There’s something about the classics. I mean, what is it about The Beatles that even today you can play The White Album and a kid’s head pops up like, That’s somebody. Who is that, Daddy? We rock out to Jimi Hendrix, Van Morrison, Led Zeppelin. Then of course there’s the old standards. Glenn Miller, Artie Shaw, and, Oh my God I must be getting old because I knew Count Basie. But from Big Band, Blues, Jazz. My rap records from the eighties. It’s all down there.

Some of my friends don’t get it, and that’s fine, people are busy, space is limited. Not everyone wants to spend their time in an musty basement, playing the records of yesterday. They say that all these songs come on the radio, and that may be true in some cases. But knowing my dad saved Midnight Serenade from the tile floor of an old AM radio station that is now demolished gives me a little bit of nostalgia that can’t be found on IHeart radio.

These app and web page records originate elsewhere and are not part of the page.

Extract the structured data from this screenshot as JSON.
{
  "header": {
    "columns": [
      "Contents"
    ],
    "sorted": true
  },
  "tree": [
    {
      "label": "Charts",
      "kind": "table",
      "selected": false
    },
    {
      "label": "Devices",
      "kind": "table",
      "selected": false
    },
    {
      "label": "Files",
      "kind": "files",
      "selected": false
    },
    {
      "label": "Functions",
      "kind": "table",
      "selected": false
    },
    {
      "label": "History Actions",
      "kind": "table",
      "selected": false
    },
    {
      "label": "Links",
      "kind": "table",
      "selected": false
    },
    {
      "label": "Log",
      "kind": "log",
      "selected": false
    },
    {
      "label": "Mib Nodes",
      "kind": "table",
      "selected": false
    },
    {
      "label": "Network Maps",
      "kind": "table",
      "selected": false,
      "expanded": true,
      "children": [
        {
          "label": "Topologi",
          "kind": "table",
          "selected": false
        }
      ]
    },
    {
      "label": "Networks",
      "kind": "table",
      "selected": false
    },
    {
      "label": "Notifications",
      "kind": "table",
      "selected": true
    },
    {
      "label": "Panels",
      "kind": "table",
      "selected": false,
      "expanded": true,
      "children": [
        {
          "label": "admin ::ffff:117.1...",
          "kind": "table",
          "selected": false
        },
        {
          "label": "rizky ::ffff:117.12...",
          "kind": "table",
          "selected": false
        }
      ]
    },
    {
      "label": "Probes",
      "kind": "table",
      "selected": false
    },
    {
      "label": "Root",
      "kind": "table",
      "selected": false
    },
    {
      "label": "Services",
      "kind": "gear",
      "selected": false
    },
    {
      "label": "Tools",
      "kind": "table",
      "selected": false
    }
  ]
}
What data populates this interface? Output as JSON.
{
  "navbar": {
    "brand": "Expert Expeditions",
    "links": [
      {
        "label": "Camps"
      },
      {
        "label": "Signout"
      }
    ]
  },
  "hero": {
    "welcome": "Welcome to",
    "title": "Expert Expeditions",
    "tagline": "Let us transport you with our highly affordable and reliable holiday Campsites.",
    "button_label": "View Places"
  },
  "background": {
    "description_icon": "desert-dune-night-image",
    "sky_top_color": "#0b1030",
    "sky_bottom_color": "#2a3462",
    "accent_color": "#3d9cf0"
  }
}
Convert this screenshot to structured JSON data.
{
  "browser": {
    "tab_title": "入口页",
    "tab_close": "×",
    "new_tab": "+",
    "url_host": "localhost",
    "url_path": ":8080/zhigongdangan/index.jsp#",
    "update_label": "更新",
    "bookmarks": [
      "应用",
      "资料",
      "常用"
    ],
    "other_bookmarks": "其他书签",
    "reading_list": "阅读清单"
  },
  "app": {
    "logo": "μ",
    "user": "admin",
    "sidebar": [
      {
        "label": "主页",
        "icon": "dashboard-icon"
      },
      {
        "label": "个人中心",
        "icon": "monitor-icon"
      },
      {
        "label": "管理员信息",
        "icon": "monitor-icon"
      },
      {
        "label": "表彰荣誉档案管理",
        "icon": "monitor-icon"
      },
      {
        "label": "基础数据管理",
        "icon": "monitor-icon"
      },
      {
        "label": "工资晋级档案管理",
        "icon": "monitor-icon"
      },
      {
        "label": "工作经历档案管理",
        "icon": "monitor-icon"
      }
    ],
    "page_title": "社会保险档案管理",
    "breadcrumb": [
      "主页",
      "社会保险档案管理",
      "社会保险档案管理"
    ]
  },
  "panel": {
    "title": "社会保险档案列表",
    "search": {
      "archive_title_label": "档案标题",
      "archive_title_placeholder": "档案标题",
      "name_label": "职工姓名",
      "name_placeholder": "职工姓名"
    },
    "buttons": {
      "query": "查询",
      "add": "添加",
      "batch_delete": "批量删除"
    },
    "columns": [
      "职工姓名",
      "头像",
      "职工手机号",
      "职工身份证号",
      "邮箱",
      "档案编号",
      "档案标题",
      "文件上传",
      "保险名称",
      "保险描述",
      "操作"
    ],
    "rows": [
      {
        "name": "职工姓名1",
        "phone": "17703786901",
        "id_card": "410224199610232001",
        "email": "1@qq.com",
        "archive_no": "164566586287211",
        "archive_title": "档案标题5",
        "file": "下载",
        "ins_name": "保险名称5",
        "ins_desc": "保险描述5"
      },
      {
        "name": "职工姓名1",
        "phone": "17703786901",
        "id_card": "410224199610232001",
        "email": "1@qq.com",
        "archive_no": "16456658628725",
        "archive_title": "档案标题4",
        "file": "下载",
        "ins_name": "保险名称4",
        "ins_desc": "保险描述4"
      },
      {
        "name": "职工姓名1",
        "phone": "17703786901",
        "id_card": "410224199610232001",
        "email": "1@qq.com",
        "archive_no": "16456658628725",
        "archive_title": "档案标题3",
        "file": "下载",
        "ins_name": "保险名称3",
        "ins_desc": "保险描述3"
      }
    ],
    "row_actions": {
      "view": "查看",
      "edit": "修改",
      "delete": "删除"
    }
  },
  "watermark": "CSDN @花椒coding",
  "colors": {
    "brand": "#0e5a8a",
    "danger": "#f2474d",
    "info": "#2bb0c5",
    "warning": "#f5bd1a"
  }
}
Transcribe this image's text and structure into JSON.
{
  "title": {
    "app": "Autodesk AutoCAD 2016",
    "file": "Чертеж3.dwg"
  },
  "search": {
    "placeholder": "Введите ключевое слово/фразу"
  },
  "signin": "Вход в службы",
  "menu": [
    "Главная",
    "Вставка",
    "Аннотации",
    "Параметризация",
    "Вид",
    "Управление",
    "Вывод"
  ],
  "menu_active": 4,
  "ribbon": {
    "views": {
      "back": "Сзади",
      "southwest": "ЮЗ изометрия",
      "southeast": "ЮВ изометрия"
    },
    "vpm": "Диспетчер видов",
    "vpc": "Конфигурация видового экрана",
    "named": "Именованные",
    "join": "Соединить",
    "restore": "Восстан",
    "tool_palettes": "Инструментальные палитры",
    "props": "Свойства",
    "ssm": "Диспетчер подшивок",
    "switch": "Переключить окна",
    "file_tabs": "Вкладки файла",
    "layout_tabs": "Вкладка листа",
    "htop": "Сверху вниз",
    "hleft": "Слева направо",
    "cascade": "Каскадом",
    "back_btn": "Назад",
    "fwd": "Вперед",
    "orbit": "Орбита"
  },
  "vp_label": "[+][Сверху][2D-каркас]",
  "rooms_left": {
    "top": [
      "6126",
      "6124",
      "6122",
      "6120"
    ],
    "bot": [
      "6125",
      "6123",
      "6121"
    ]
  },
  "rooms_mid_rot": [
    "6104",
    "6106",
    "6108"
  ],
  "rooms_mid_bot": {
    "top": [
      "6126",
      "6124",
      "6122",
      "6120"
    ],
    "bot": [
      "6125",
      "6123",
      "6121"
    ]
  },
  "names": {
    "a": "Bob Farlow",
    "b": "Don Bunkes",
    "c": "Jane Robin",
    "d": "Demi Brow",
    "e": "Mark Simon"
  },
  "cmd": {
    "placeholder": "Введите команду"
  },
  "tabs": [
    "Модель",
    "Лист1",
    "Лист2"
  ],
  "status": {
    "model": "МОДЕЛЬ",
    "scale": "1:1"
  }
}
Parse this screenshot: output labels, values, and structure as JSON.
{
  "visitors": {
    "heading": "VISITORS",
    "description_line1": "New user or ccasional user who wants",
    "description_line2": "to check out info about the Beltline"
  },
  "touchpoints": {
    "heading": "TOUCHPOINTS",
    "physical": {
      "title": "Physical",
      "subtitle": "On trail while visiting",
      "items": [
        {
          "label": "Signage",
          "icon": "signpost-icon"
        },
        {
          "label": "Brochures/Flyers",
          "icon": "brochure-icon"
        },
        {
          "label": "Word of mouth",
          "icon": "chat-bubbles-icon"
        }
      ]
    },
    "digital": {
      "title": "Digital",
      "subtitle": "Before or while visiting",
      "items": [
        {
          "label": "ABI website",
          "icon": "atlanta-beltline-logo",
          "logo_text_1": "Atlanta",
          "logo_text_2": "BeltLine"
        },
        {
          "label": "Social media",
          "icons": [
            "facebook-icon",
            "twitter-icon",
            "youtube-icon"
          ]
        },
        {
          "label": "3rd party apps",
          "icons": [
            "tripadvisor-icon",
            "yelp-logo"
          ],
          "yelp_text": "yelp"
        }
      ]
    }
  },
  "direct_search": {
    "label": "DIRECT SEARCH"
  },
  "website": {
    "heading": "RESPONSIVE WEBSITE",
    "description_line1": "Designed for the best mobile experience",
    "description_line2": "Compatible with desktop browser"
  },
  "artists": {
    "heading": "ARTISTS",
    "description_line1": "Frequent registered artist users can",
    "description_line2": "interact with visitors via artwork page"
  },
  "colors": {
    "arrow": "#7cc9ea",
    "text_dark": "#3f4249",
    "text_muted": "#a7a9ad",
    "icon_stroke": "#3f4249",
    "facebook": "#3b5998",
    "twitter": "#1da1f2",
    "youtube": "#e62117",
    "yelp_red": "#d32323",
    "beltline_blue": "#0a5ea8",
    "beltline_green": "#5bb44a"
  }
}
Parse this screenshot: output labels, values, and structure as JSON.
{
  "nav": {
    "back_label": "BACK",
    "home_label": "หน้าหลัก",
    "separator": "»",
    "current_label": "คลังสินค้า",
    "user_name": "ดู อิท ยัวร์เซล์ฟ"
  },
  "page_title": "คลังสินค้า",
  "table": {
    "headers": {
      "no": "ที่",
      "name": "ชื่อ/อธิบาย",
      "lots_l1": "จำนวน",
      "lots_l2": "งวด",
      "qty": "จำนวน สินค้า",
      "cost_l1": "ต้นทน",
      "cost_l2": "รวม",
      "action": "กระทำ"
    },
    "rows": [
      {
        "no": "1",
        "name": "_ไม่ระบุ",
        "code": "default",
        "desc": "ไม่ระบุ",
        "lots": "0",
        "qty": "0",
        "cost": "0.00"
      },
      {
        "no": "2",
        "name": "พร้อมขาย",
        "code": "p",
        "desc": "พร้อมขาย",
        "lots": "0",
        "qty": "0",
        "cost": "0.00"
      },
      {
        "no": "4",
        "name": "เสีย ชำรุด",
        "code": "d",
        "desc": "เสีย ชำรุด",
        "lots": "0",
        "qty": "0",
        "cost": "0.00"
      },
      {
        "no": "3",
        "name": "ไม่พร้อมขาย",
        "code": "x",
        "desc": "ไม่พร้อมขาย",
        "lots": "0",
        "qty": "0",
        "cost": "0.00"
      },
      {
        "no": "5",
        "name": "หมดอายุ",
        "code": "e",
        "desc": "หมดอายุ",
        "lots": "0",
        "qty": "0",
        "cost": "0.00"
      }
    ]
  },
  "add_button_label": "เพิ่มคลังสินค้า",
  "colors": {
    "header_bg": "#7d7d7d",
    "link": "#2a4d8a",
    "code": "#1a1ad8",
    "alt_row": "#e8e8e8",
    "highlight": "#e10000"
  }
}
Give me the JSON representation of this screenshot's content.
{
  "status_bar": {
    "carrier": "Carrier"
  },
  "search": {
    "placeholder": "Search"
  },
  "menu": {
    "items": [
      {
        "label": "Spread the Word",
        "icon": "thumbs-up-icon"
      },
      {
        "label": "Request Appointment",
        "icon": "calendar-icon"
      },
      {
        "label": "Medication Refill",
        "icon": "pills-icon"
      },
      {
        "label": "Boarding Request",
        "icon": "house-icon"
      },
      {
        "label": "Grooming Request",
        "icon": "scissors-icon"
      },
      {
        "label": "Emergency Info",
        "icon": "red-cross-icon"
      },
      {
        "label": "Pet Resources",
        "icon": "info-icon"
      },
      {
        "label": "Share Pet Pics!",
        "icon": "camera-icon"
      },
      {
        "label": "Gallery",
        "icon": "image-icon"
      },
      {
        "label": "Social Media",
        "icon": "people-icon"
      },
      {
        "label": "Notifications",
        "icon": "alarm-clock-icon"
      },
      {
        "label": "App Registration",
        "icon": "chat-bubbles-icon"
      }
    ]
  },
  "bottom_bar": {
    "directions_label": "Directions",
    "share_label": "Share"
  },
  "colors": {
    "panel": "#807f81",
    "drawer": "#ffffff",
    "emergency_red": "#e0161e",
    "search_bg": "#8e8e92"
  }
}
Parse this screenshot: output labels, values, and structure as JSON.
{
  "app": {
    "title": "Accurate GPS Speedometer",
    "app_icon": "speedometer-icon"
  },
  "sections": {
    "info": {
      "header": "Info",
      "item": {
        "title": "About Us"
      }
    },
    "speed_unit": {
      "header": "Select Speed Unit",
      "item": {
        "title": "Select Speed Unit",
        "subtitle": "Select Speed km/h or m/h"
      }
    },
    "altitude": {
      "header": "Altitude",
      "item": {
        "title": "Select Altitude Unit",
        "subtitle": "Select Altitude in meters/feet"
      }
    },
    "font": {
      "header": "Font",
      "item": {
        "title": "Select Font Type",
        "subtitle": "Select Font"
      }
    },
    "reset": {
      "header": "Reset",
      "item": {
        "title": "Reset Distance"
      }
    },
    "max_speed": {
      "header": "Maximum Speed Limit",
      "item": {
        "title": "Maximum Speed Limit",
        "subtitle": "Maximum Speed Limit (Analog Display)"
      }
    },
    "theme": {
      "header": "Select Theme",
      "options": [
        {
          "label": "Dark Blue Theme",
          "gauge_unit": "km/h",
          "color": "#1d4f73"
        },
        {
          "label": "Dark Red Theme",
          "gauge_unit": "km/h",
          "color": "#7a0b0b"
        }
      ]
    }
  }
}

It’s that crackle and pop between songs, that dusty groove of Otis Redding or Marvin Gaye. Like I wouldn’t want to fire up those old spray painted Toa speakers, the ones hauled around town every weekend thirty, forty years ago so that he could keep the lights on at home, so that we could have Christmas. Heavy or not, scratches and skips, spray painted or not, I wouldn’t change them for the world.

So I’ll gladly play curator of my past. I’ll turn on the lamp in the radio, flip through the dusty wax and find just the right track, maybe I’m on Fire by Springsteen, or Take the Five Train by Duke Ellington, I’ll take it every time I can get down the steps to relive some magic.

Tuesday, January 30, 2018

Looking In...

I like to grill in the wintertime. Even if it’s snowing. Especially if it's snowing. For me, there's something about firing up the flames in the cold. Some people disagree, like say, the girl at the Uhaul store where I get my propane tank filled. 

So last night I was grilling burgers and veggie packets. It wasn't snowing but it was cold and rainy and I had to laugh when I noticed I still had my light saber in my belt loop. Having just survived another epic battle with my five-year old son down the hallway, it seemed like these days my dad duties are all over the galaxy. Just another work/school night in the household. 

I brought in the packets and came back to toast the buns on the grill. I had a minute so I wandered out to the driveway. The street was quiet and slick from the rain. I turned to the front window of our house and caught a glimpse of my son performing his newest chore: setting the dinner table. I walked closer for a better view. To anyone outside, I was a man with a light saber standing in the cold staring at his own house. And yeah, that was half of it. But I was a man (with a light saber) taking in his good fortune. 

I saw a little boy carefully placing the napkins and silverware, his little lips moving with a song or thought. I saw the pictures spanning the wall, tiny moments captured in time, held like specimens behind glass. I saw my wife, walking into the room, explaining a custom or memory with a smile, the boy's eyes going bright with wonder. I saw our two dogs, cozying up under the table where they might score a bite.

Without sound or distraction, I peered through my own window at what otherwise was lost in the shuffle. I was a step removed from a scene in the movie that is my life. I smiled, watching these characters I might take for granted. And it really was that simple. Time and Family. This. The good fortune to have the means to live in a house, no matter how modest, and to share a meal on a Monday. But perhaps what made it so special was that I could turn away and walk straight into that scene, take my place at that second table with two people I cherished. What a lucky guy.

So here’s to gray, gloomy Monday nights. To grilling with light sabers. To realizing luck, fate, and that glowing fortune framed in the window. To having no idea where the time went but knowing it was spent well.

Although I did burn the buns….